On appeal, the BAP (i) held that Prudential was entitled to post-petition interest from the much earlier petition date rather than the hotel sale date and (ii) affirmed the Bankruptcy Court’s determination that the contractual default rate of interest (14.5%) applied. The Debtors and the City appealed the BAP’s decisions to the Circuit.
On appeal, the First Circuit vacated the BAP’s ruling and remanded to the BAP with instructions to affirm the Bankruptcy Court’s orders. In its ruling, the First Circuit acknowledged the importance of when the valuation is made (i.e., “the choice can make the difference between a finding of oversecurity or undersecurity”).
This decision from the First Circuit illustrates a number of important points regarding valuation determinations in chapter 11 cases.
First, the Bankruptcy Code does not specify when collateral should be valued and that decision can be left to the Bankruptcy Court’s discretion.
Second, allowing the Bankruptcy Court to apply a flexible approach to determining the time that the assets should be valued enables the Court to account for the unique circumstances of each case and reflects the discretionary nature of Bankruptcy Courts as courts of equity.
Third, requiring Bankruptcy Courts to value such assets on a pre-determined fixed date (i.e., the petition date or the confirmation date) leads to absurdities. If the petition date is always used, creditors who became oversecured one day after the petition date would not be allowed any post-petition interest. Likewise, if the confirmation date is always used, a creditor who became oversecured one day prior to confirmation would obtain a windfall of post-petition interest for the entire case.
Fourth, Prudential only became oversecured in this case as a result of Debtors’ continued efforts to complete the hotel project and sell condominiums and pay the net sale proceeds to Prudential, and the sale date of the hotel was the first day on which it became clear that Prudential was oversecured and entitled to post-petition interest. Prudential has the burden on this issue, and it didn’t meet its burden at any time prior to the sale date.
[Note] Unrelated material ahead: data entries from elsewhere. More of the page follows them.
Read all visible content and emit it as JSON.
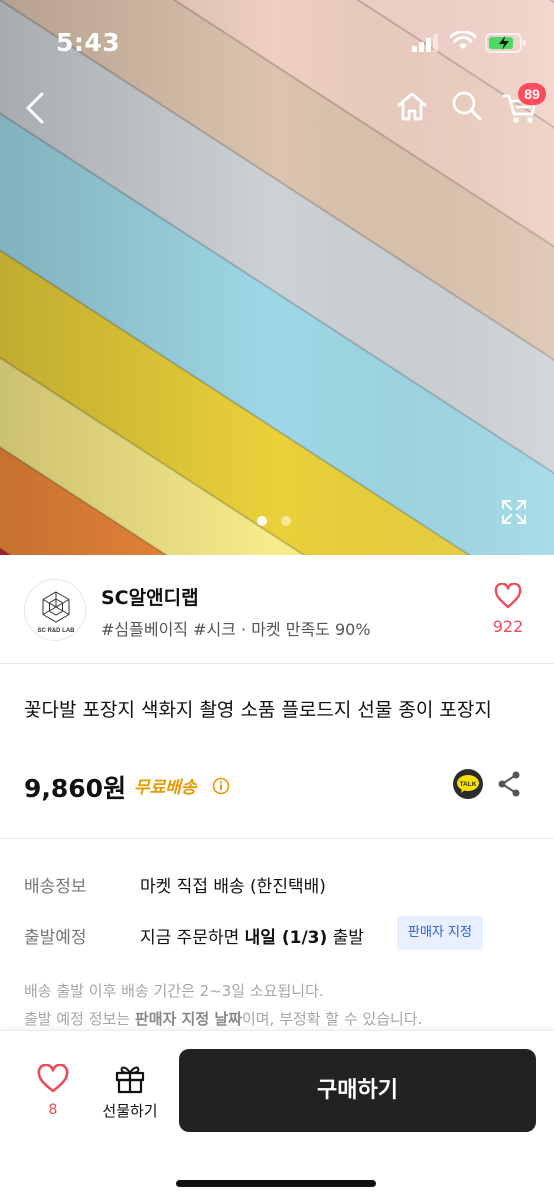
{
  "status_bar": {
    "time": "5:43"
  },
  "nav": {
    "cart_badge": "89"
  },
  "hero": {
    "slide_count": 2,
    "active_slide": 1
  },
  "seller": {
    "name": "SC알앤디랩",
    "tags": "#심플베이직 #시크 · 마켓 만족도 90%",
    "logo_text": "SC R&D LAB",
    "like_count": "922"
  },
  "product": {
    "title": "꽃다발 포장지 색화지 촬영 소품 플로드지 선물 종이 포장지",
    "price": "9,860원",
    "shipping_badge": "무료배송"
  },
  "delivery": {
    "shipping_label": "배송정보",
    "shipping_value": "마켓 직접 배송 (한진택배)",
    "departure_label": "출발예정",
    "departure_prefix": "지금 주문하면 ",
    "departure_bold": "내일 (1/3)",
    "departure_suffix": " 출발",
    "departure_badge": "판매자 지정",
    "note_line1": "배송 출발 이후 배송 기간은 2~3일 소요됩니다.",
    "note_line2_prefix": "출발 예정 정보는 ",
    "note_line2_bold": "판매자 지정 날짜",
    "note_line2_suffix": "이며, 부정확 할 수 있습니다."
  },
  "bottom_bar": {
    "like_count": "8",
    "gift_label": "선물하기",
    "buy_label": "구매하기"
  },
  "colors": {
    "accent_pink": "#ef4b59",
    "free_shipping": "#e69a00",
    "badge_blue": "#2c5fd6",
    "buy_button": "#222222"
  },
  "icons": [
    "back-icon",
    "home-icon",
    "search-icon",
    "cart-icon",
    "expand-icon",
    "heart-icon",
    "info-icon",
    "kakao-talk-icon",
    "share-icon",
    "gift-icon"
  ]
}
Fifth, Prudential’s argument that the Bankruptcy Court was somehow bound by its determination in the context of Prudential’s lift stay motion in August 2010 that Prudential was oversecured at that time misstates the law and the facts of the case. In particular, the First Circuit noted that a valuation made at an earlier hearing was not binding on the Bankruptcy Court at a later hearing.
Finally, on the issue of post-petition interest, the First Circuit noted that “where the parties have contractually agreed to interest terms, those terms should presumptively apply so long as they are enforceable under state law and equitable considerations do not dictate otherwise.” The First Circuit cited to a Ninth Circuit decision from 2008 that Bankruptcy Courts should apply a “presumption of allowability” for the “contracted for default rate” provided that the rate is not unenforceable under applicable non-bankruptcy law.